The first was the Vergara lawsuit in California, where a group called “Students Matter,” founded by a Silicon Valley billionaire, claimed that teacher tenure (due process of law) denied poor children equal opportunity. The plaintiffs won in the lowest court. They lost on appeal. And they lost again when they appealed to the states’ highest court.

A group found by former TV personality Campbell Brown called the Partnership for Educational Justice filed copycat suits in other states. One was tossed by a lower court.

Earlier this month, a judge in New Jersey dismissed a legal challenge to teacher seniority rules.

Rachel Cohen of The American Prospect reports on the corporate reformers’ latest defeat in court:

“Another legal effort to weaken teacher job protections through the courts has been dismissed, this time in the Garden State. On Wednesday afternoon, a New Jersey Superior Court judge tossed the latest case, ruling that the plaintiffs—six parents from Newark Public Schools—failed to prove that seniority-based layoffs harmed their students.

“Partnership for Educational Justice (PEJ), a national education reform group that aims to challenge teacher job protections across the country, funded the New Jersey lawsuit. Originally filed in November, the case marked the third time PEJ has gone after tenure provisions. Their first case filed in New York in 2014, is currently before the state Supreme Court. In October, a Minnesota district judge dismissed PEJ’s second suit, filed there in 2016. That case has since been appealed.”

Campbell Brown’s news site, The 74, reported the outcome of the case.

“A New Jersey judge swiftly dismissed a lawsuit Wednesday that challenged state rules requiring school districts to base teacher layoffs on seniority regardless of performance in the classroom.
New Jersey Superior Court Judge Mary C. Jacobson told a Trenton courtroom that the plaintiffs had failed to establish how seniority-based layoff rules known as “last in, first out” were harming their children.

“I don’t see any link other than speculation and conjecture between the LIFO statute and the denial of a thorough and efficient education to these 12 children,” Jacobson said.

“The lawsuit, HG v. Harrington, was filed in November on behalf of a dozen Newark students, claiming that “last in, first out” mandates governing teacher layoffs violate their right to a “thorough and efficient” and “equal” education system under the state Constitution.

“The complaint was sponsored by The Partnership for Educational Justice, a national education reform nonprofit founded by 74 co-founder Campbell Brown. Named defendants include the New Jersey State Board of Education and Newark Public School District.

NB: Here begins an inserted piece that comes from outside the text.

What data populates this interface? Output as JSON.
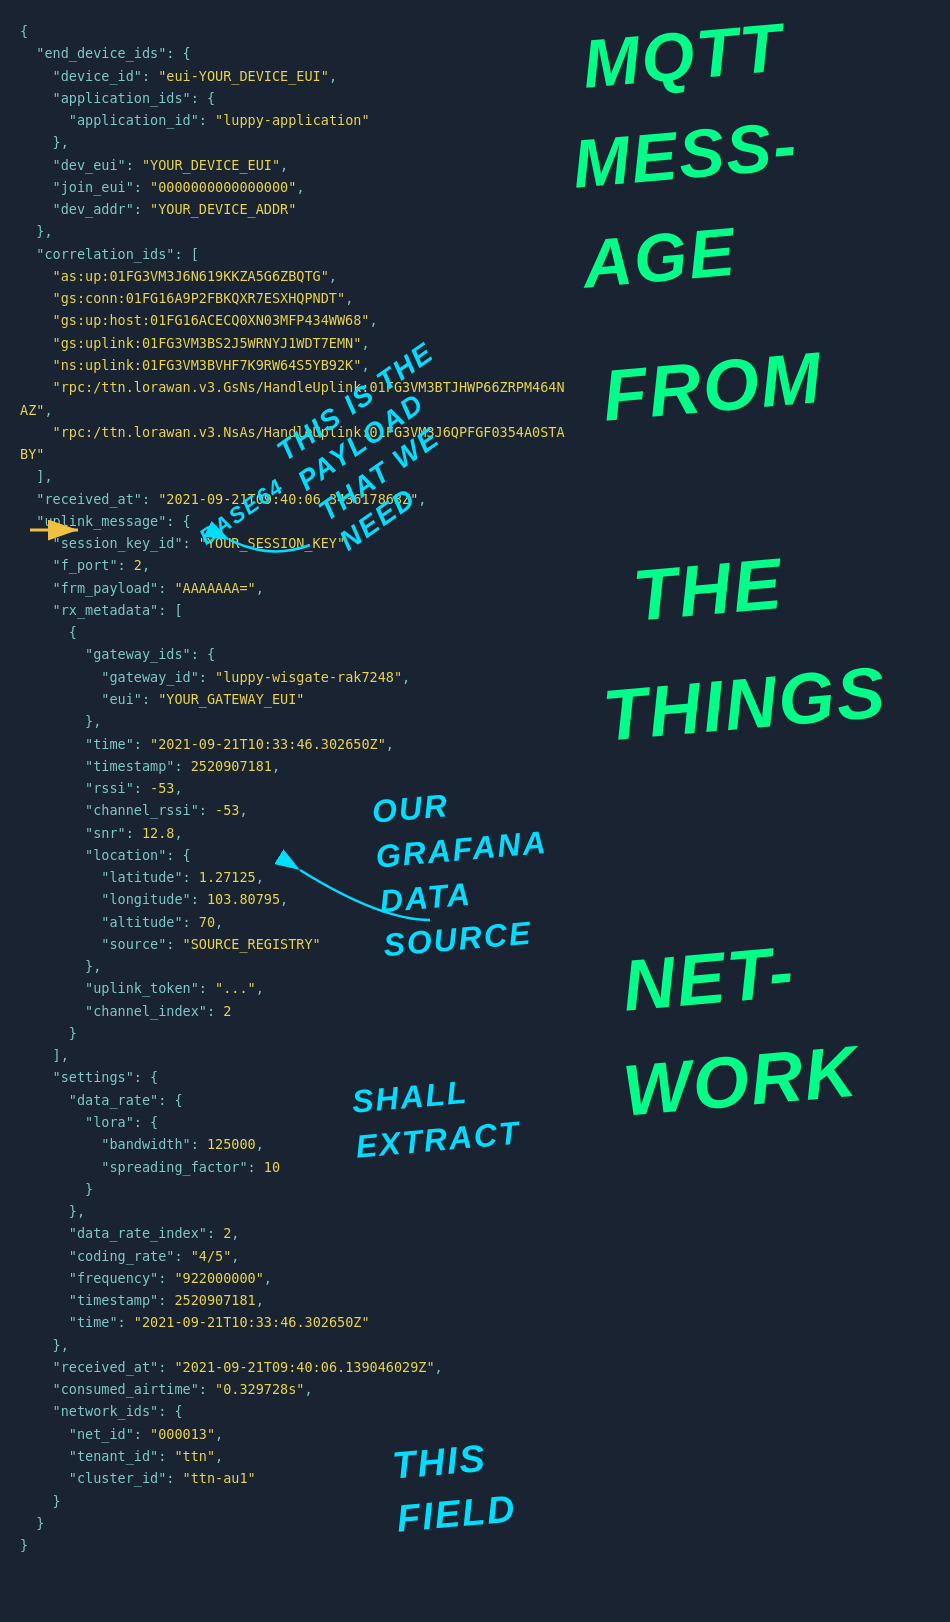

“The American Federation of Teachers and the New Jersey Education Association, considered “intervening” defendants in the case, filed the motion to dismiss.”